Adrian Peterson talks life changes

MANKATO, Minn. -- Ten months after the death of his young son in Sioux Falls, South Dakota, Minnesota Vikings running back Adrian Peterson says he has made some major changes in his life.

One of the game's top players -- rushing for more than 1,000 yards in six of his seven seasons and topping 2,000 yards in his 2012 league MVP season -- Peterson called the death of his 2-year-old son in October a reality check for him.

He learned only two months earlier that he was the boy's father and had been planning to meet him before the boy died Oct. 11. Joseph Robert Patterson, who was dating the boy's mother at the time, was charged with murder and manslaughter after he allegedly assaulted the child.

"It's just made me stop taking things for granted," Peterson said in a recent one-on-one interview with ESPN.com. "Life is short. You never know. You just want to take advantage of the time you do have."

Peterson proposed to his longtime girlfriend, Ashley Brown, on July 4, and the two were married July 19. The couple has one child together -- 3-year-old Adrian Jr. -- and Peterson said he is more careful to cherish his time with the four children who don't live with him.

Before his son's death, Peterson had already begun meeting with a pastor, Calvin Simmons, who ministers to athletes through an organization called National Athletic Pastoral Care, for weekly Bible study that eventually led to premarital counseling as Peterson prepared to propose to Brown. He said he realized during that process that he needed to commit to one woman and live in accordance with his Christian beliefs.

The death of his son, Peterson said, served to reinforce the conclusion he had drawn in his mind about, among other things, stability and commitment.

"It's time for you to really get your life in order," Peterson recalled telling himself. "When all that stuff came down, it's more like, 'Reality check, man.' It's time to start walking the way you know you need to instead of straddling the fence -- knowingly straddling the fence.

"First and foremost, [it was] getting in alignment what God wanted for me in my life and stop [being promiscuous]. I was pretty much doing what I wanted to do, and I could pretty much do that. [It was] just to get in alignment with God, having a wife and really creating that bond and that life.
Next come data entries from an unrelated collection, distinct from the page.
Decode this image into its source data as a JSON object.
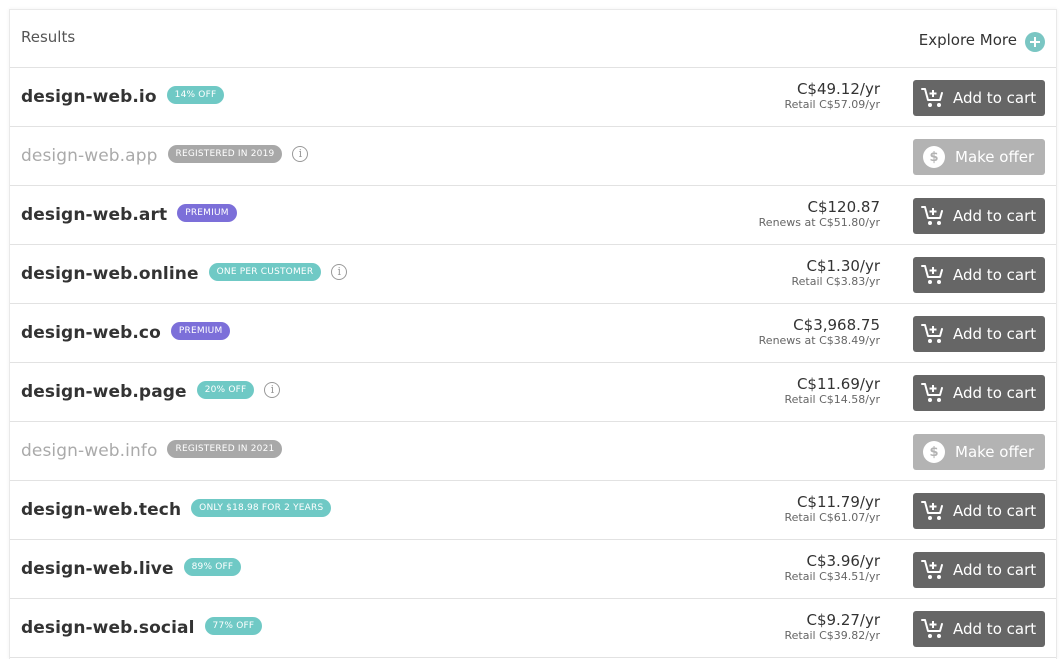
{
  "header": {
    "title": "Results",
    "explore_label": "Explore More"
  },
  "rows": [
    {
      "domain": "design-web.io",
      "badge": "14% OFF",
      "badge_color": "teal",
      "info": false,
      "price": "C$49.12/yr",
      "sub": "Retail C$57.09/yr",
      "action": "Add to cart",
      "available": true
    },
    {
      "domain": "design-web.app",
      "badge": "REGISTERED IN 2019",
      "badge_color": "gray",
      "info": true,
      "price": "",
      "sub": "",
      "action": "Make offer",
      "available": false
    },
    {
      "domain": "design-web.art",
      "badge": "PREMIUM",
      "badge_color": "purple",
      "info": false,
      "price": "C$120.87",
      "sub": "Renews at C$51.80/yr",
      "action": "Add to cart",
      "available": true
    },
    {
      "domain": "design-web.online",
      "badge": "ONE PER CUSTOMER",
      "badge_color": "teal",
      "info": true,
      "price": "C$1.30/yr",
      "sub": "Retail C$3.83/yr",
      "action": "Add to cart",
      "available": true
    },
    {
      "domain": "design-web.co",
      "badge": "PREMIUM",
      "badge_color": "purple",
      "info": false,
      "price": "C$3,968.75",
      "sub": "Renews at C$38.49/yr",
      "action": "Add to cart",
      "available": true
    },
    {
      "domain": "design-web.page",
      "badge": "20% OFF",
      "badge_color": "teal",
      "info": true,
      "price": "C$11.69/yr",
      "sub": "Retail C$14.58/yr",
      "action": "Add to cart",
      "available": true
    },
    {
      "domain": "design-web.info",
      "badge": "REGISTERED IN 2021",
      "badge_color": "gray",
      "info": false,
      "price": "",
      "sub": "",
      "action": "Make offer",
      "available": false
    },
    {
      "domain": "design-web.tech",
      "badge": "ONLY $18.98 FOR 2 YEARS",
      "badge_color": "teal",
      "info": false,
      "price": "C$11.79/yr",
      "sub": "Retail C$61.07/yr",
      "action": "Add to cart",
      "available": true
    },
    {
      "domain": "design-web.live",
      "badge": "89% OFF",
      "badge_color": "teal",
      "info": false,
      "price": "C$3.96/yr",
      "sub": "Retail C$34.51/yr",
      "action": "Add to cart",
      "available": true
    },
    {
      "domain": "design-web.social",
      "badge": "77% OFF",
      "badge_color": "teal",
      "info": false,
      "price": "C$9.27/yr",
      "sub": "Retail C$39.82/yr",
      "action": "Add to cart",
      "available": true
    }
  ],
  "colors": {
    "teal": "#6fc9c5",
    "purple": "#7c6fd9",
    "gray": "#a8a8a8",
    "button": "#666666",
    "button_disabled": "#b3b3b3"
  },
  "icons": {
    "explore": "plus-circle-icon",
    "info": "info-icon",
    "cart": "cart-icon",
    "offer": "dollar-chat-icon"
  }
}
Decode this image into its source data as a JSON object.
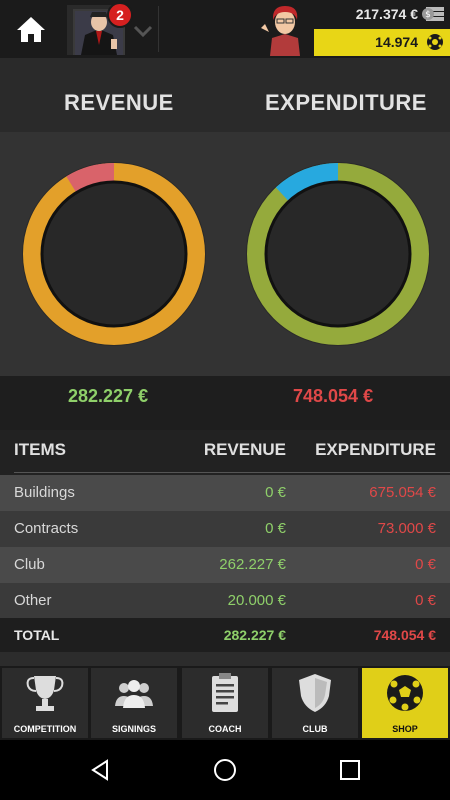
{
  "top": {
    "notification_count": "2",
    "money": "217.374 €",
    "coins": "14.974"
  },
  "summary": {
    "revenue_title": "REVENUE",
    "expenditure_title": "EXPENDITURE",
    "revenue_total": "282.227 €",
    "expenditure_total": "748.054 €"
  },
  "table": {
    "headers": {
      "items": "ITEMS",
      "revenue": "REVENUE",
      "expenditure": "EXPENDITURE"
    },
    "rows": [
      {
        "item": "Buildings",
        "revenue": "0 €",
        "expenditure": "675.054 €"
      },
      {
        "item": "Contracts",
        "revenue": "0 €",
        "expenditure": "73.000 €"
      },
      {
        "item": "Club",
        "revenue": "262.227 €",
        "expenditure": "0 €"
      },
      {
        "item": "Other",
        "revenue": "20.000 €",
        "expenditure": "0 €"
      }
    ],
    "total": {
      "item": "TOTAL",
      "revenue": "282.227 €",
      "expenditure": "748.054 €"
    }
  },
  "nav": [
    {
      "label": "COMPETITION",
      "icon": "trophy-icon"
    },
    {
      "label": "SIGNINGS",
      "icon": "people-icon"
    },
    {
      "label": "COACH",
      "icon": "clipboard-icon"
    },
    {
      "label": "CLUB",
      "icon": "shield-icon"
    },
    {
      "label": "SHOP",
      "icon": "soccer-ball-icon"
    }
  ],
  "colors": {
    "revenue_ring": "#e3a02a",
    "revenue_segment": "#d9636a",
    "expenditure_ring": "#95aa3c",
    "expenditure_segment": "#27a9df",
    "revenue_text": "#8fd06a",
    "expenditure_text": "#e04848",
    "shop_active": "#e0cf18"
  }
}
It was more fulfillment knowing the head man is proud and knowing I'm doing it the right way."

Peterson credited former Vikings coach Leslie Frazier with helping him make changes in his life, calling Frazier a "spiritual mentor."

He was perhaps the Vikings' most outspoken player in defense of Frazier, who was fired Dec. 30 after a 5-10-1 season. But since then, Peterson said, he has realized no matter his personal relationship with Frazier, new coach Mike Zimmer is a better fit for the team.

"It was good to have him there, Coach Frazier, but [Zimmer] fits our players better," Peterson said. "That's something I can honestly sit here and say. A lot of guys can't respond to a Coach Dungy, Coach Frazier, guys like that. A lot of guys respond to Coach Zimmer. He's a better fit for the team."

Peterson turned 29 in March, but he believes he is nowhere near the precipice over which many running backs tumble at that age. And away from football, his life has a more focused purpose.

"I just feel like he's grown up," Brown said. "He's just matured into the man he's meant to be. You're very young when you first get in the NFL, and he went through that whole phase, being a young man, being new in this arena. Within the past year or two, he's calmed down so much. He's matured very much. He's just kind of grown into the man of God he should be."